Step 1: Locate Expat Income Tax-Related Documents
Income means more than just wages. Get the below figures ready well in advance, and you’ll be on your way to an effortless tax season.
Wages: Standard W-2s are not an option, but your paychecks can provide the supporting information needed to summarize calendar year wages and tax withheld.
Investment income: Summarize annual interest, dividends, and capital gains.
Rental income: A summary of your rental income and expenses will help provide accountants the data they need. If this was the first year you received rental income, specify the date you placed your rental property in service, the purchase price, and improvements of your rental property or any other equipment.
Business income: This can include an annual income statement, balance sheet, purchase or disposition of fixed assets, or office-in-home information
Other income: This includes documents showing retirement income, alimony, gambling income, and miscellaneous income.
Step Two: Find Your Deduction- and Credit-Related Records
These documents can help save you money on your tax liability, so being thorough will come in handy!
- Foreign Housing Expenses: If your tax home is in a foreign country, and you qualify for the Foreign Earned Income Exclusion, a further deduction from your gross income is available for foreign housing expenses. Provide a list that includes reasonable expenses paid or incurred for housing in a foreign country.
- Real estate and personal property tax records
- Loan or mortgage interest statements
- Childcare expenses, including name, address, and ID number (if applicable) of child care provider
- Health insurance and medical expenses summary
- Charitable contribution summary
Step 3: Collect Your Foreign Financial Reports
Foreign Bank Accounts: Foreign account information reporting may be required if you meet certain account balance thresholds. The following will be to ensure an accurate return:
- Name and address of the financial institution
- Account number
- Highest account balance
- Balance at the end of the year.
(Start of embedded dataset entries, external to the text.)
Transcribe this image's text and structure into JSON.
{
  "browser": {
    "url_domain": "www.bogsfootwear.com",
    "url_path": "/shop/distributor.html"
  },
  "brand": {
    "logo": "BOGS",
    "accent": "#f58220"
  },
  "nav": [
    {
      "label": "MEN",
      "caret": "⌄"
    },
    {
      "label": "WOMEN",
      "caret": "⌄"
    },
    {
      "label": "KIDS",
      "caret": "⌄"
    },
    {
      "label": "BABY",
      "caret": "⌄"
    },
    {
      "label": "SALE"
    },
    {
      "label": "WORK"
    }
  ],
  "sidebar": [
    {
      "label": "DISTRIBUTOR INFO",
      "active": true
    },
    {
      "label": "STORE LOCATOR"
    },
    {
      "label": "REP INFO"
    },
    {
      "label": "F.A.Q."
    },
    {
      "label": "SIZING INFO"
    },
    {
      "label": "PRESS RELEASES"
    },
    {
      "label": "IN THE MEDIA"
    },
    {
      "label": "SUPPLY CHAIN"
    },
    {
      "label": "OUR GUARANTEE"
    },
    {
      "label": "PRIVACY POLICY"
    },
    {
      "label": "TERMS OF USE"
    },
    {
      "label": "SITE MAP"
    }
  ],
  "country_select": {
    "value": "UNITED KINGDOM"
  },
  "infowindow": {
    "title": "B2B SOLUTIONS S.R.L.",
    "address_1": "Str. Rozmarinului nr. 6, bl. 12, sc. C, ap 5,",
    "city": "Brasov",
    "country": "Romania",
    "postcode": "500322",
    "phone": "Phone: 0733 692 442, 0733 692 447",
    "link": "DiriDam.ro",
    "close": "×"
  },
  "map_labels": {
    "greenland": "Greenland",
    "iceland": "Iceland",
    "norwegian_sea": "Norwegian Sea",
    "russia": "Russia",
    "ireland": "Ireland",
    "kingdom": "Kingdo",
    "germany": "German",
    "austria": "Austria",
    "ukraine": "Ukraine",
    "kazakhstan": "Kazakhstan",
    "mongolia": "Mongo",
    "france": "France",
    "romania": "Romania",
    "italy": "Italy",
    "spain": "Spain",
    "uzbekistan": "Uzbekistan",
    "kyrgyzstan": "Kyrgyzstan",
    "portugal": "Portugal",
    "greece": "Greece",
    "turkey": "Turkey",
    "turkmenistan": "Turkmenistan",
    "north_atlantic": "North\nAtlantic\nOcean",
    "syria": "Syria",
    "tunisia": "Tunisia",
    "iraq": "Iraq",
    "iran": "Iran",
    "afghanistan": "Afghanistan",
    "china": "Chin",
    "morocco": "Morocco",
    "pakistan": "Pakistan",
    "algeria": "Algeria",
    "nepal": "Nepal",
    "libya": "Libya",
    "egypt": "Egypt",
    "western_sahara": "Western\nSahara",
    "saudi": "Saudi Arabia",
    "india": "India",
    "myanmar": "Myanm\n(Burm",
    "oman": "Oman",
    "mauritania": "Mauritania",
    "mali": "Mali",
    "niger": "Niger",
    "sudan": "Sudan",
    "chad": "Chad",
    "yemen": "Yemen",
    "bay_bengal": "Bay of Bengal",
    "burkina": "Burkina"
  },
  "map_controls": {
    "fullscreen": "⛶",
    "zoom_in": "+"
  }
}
Joint ownership/signatory authority, if applicable
Foreign mutual funds: Disclose to your accountant any foreign mutual funds or ETFs held.
Foreign pensions: Depending on the nature of the pension and tax treaty provisions, additional information may be needed to report foreign pensions correctly. Ensure that pension data is provided at tax time.
Foreign gifts/inheritances: US persons who receive certain foreign gifts or inheritances, or who organize a foreign trust may have additional reporting requirements; be sure to inform your tax preparer if this applies to you.
Step 4: Gather the Remaining Miscellany
This step is easier than it sounds, especially if you are a Greenback client! We securely store your tax information, so it is at your fingertips next year – no re-entering data or searching for your old return.
- Personal and dependent information, including dates of birth and ID numbers
- Foreign country tax return
- Prior year US tax return
By following these four steps, you’ll be setting yourself up for a stress-free tax season.
Greenback Experts Can Make This Your Best Tax Season Ever
The team at Greenback is here to help. We will guide you through the expat income tax preparation and put your mind at ease! Get started with Greenback today.